Ryer's collages share the same sense of rhythm as Ainslie's work but he has a jazzy sensibility--in contrast to Ainslie's more classical tone. His "Chinatown II" and "Rain on Me" (both 2007) are the most successful at distilling a sense of exuberance. They are thrilling and complex. Both are overlaid with a strong black graphic that shatters the surface. Sexualized bodies and strong solid colors peak through the black and white grids that dominates both collages. It is as if Evan is interested in the effect on the eye more than the pleasure of looking.

His gouache work Growth (2006) is also layered but here the image is more relaxed. The eye-like form at the center is enticing and the lattice of blue doesn't overpower (well, not completely) the vibrant background layer. The diagonal brushstrokes underneath suggest a frenzy of color that is fresh and alive. Five-finger (2007) may be one of his best on display. A combination of collage and bold fluid color, neatly clipped fingerprints (the artist's own?) blossom like bizarre and wondrous flower pedals.

There is a coyness to both artists here and the small works which don't allow you to loose yourself in them as much as catch sparks of clarity. I left the gallery overwhelmed with their visual dexterity -- but that's not to say there aren't weakness in the show. The curation doesn't do each of the works justice, and interspersing the works of Ryer with Ainslie doesn't greatly benefit either artist. Perhaps separate walls for each would've allowed the dialog to form naturally at the viewer's will and not seem forced.
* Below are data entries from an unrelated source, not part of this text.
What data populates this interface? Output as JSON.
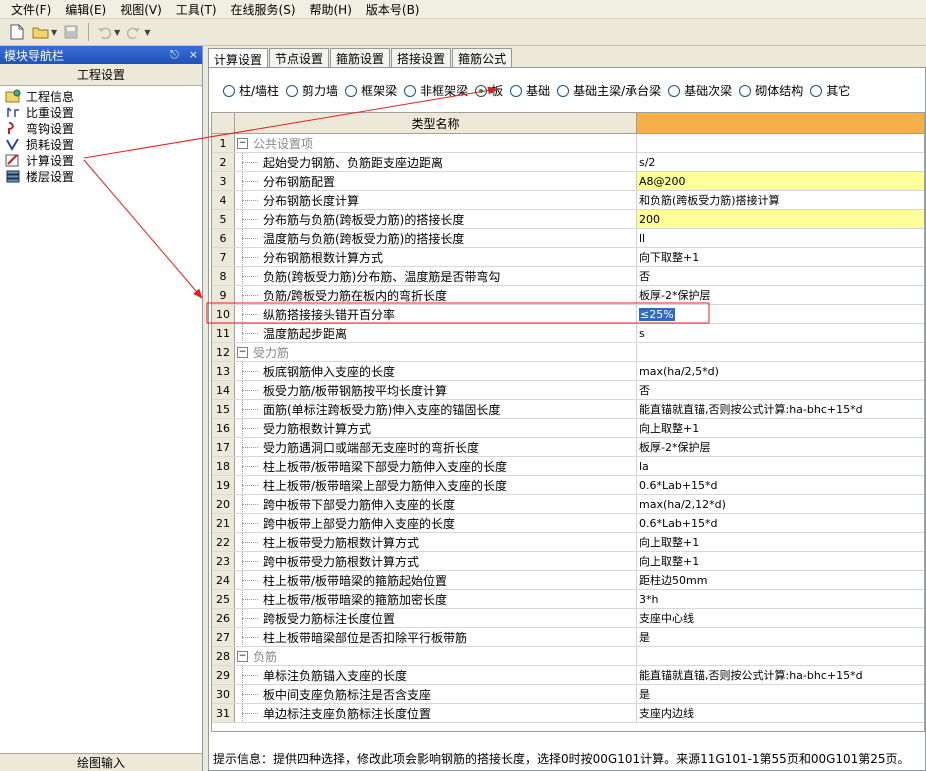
{
  "menu": [
    "文件(F)",
    "编辑(E)",
    "视图(V)",
    "工具(T)",
    "在线服务(S)",
    "帮助(H)",
    "版本号(B)"
  ],
  "toolbar": {
    "icons": [
      "new-file-icon",
      "open-folder-icon",
      "save-icon",
      "undo-icon",
      "redo-icon"
    ]
  },
  "nav": {
    "title": "模块导航栏",
    "pin": "ㅁ",
    "close": "×",
    "header": "工程设置",
    "items": [
      {
        "label": "工程信息",
        "icon": "project-info-icon"
      },
      {
        "label": "比重设置",
        "icon": "weight-icon"
      },
      {
        "label": "弯钩设置",
        "icon": "hook-icon"
      },
      {
        "label": "损耗设置",
        "icon": "loss-icon"
      },
      {
        "label": "计算设置",
        "icon": "calc-settings-icon"
      },
      {
        "label": "楼层设置",
        "icon": "floor-icon"
      }
    ],
    "footer": "绘图输入"
  },
  "tabs": [
    "计算设置",
    "节点设置",
    "箍筋设置",
    "搭接设置",
    "箍筋公式"
  ],
  "radios": [
    {
      "label": "柱/墙柱",
      "checked": false
    },
    {
      "label": "剪力墙",
      "checked": false
    },
    {
      "label": "框架梁",
      "checked": false
    },
    {
      "label": "非框架梁",
      "checked": false
    },
    {
      "label": "板",
      "checked": true
    },
    {
      "label": "基础",
      "checked": false
    },
    {
      "label": "基础主梁/承台梁",
      "checked": false
    },
    {
      "label": "基础次梁",
      "checked": false
    },
    {
      "label": "砌体结构",
      "checked": false
    },
    {
      "label": "其它",
      "checked": false
    }
  ],
  "grid": {
    "header": "类型名称",
    "rows": [
      {
        "n": "1",
        "name": "公共设置项",
        "value": "",
        "group": true
      },
      {
        "n": "2",
        "name": "起始受力钢筋、负筋距支座边距离",
        "value": "s/2"
      },
      {
        "n": "3",
        "name": "分布钢筋配置",
        "value": "A8@200",
        "yellow": true
      },
      {
        "n": "4",
        "name": "分布钢筋长度计算",
        "value": "和负筋(跨板受力筋)搭接计算"
      },
      {
        "n": "5",
        "name": "分布筋与负筋(跨板受力筋)的搭接长度",
        "value": "200",
        "yellow": true
      },
      {
        "n": "6",
        "name": "温度筋与负筋(跨板受力筋)的搭接长度",
        "value": "ll"
      },
      {
        "n": "7",
        "name": "分布钢筋根数计算方式",
        "value": "向下取整+1"
      },
      {
        "n": "8",
        "name": "负筋(跨板受力筋)分布筋、温度筋是否带弯勾",
        "value": "否"
      },
      {
        "n": "9",
        "name": "负筋/跨板受力筋在板内的弯折长度",
        "value": "板厚-2*保护层"
      },
      {
        "n": "10",
        "name": "纵筋搭接接头错开百分率",
        "value": "≤25%",
        "selected": true
      },
      {
        "n": "11",
        "name": "温度筋起步距离",
        "value": "s"
      },
      {
        "n": "12",
        "name": "受力筋",
        "value": "",
        "group": true
      },
      {
        "n": "13",
        "name": "板底钢筋伸入支座的长度",
        "value": "max(ha/2,5*d)"
      },
      {
        "n": "14",
        "name": "板受力筋/板带钢筋按平均长度计算",
        "value": "否"
      },
      {
        "n": "15",
        "name": "面筋(单标注跨板受力筋)伸入支座的锚固长度",
        "value": "能直锚就直锚,否则按公式计算:ha-bhc+15*d"
      },
      {
        "n": "16",
        "name": "受力筋根数计算方式",
        "value": "向上取整+1"
      },
      {
        "n": "17",
        "name": "受力筋遇洞口或端部无支座时的弯折长度",
        "value": "板厚-2*保护层"
      },
      {
        "n": "18",
        "name": "柱上板带/板带暗梁下部受力筋伸入支座的长度",
        "value": "la"
      },
      {
        "n": "19",
        "name": "柱上板带/板带暗梁上部受力筋伸入支座的长度",
        "value": "0.6*Lab+15*d"
      },
      {
        "n": "20",
        "name": "跨中板带下部受力筋伸入支座的长度",
        "value": "max(ha/2,12*d)"
      },
      {
        "n": "21",
        "name": "跨中板带上部受力筋伸入支座的长度",
        "value": "0.6*Lab+15*d"
      },
      {
        "n": "22",
        "name": "柱上板带受力筋根数计算方式",
        "value": "向上取整+1"
      },
      {
        "n": "23",
        "name": "跨中板带受力筋根数计算方式",
        "value": "向上取整+1"
      },
      {
        "n": "24",
        "name": "柱上板带/板带暗梁的箍筋起始位置",
        "value": "距柱边50mm"
      },
      {
        "n": "25",
        "name": "柱上板带/板带暗梁的箍筋加密长度",
        "value": "3*h"
      },
      {
        "n": "26",
        "name": "跨板受力筋标注长度位置",
        "value": "支座中心线"
      },
      {
        "n": "27",
        "name": "柱上板带暗梁部位是否扣除平行板带筋",
        "value": "是"
      },
      {
        "n": "28",
        "name": "负筋",
        "value": "",
        "group": true
      },
      {
        "n": "29",
        "name": "单标注负筋锚入支座的长度",
        "value": "能直锚就直锚,否则按公式计算:ha-bhc+15*d"
      },
      {
        "n": "30",
        "name": "板中间支座负筋标注是否含支座",
        "value": "是"
      },
      {
        "n": "31",
        "name": "单边标注支座负筋标注长度位置",
        "value": "支座内边线"
      }
    ]
  },
  "status": "提示信息：提供四种选择，修改此项会影响钢筋的搭接长度，选择0时按00G101计算。来源11G101-1第55页和00G101第25页。",
  "colors": {
    "annotation": "#e02020",
    "selection": "#316ac5",
    "highlight": "#ffff99",
    "header_accent": "#f5b04a"
  }
}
The other problem I detected was the tendency of some works by both Ainslie (particularly her canvas works) and Ryer (like Figure (2007)) to flatten out into a graphic mess. Each artist is obviously able to create multi-dimensional works that float on various planes and that, in my opinion, is one of their strengths.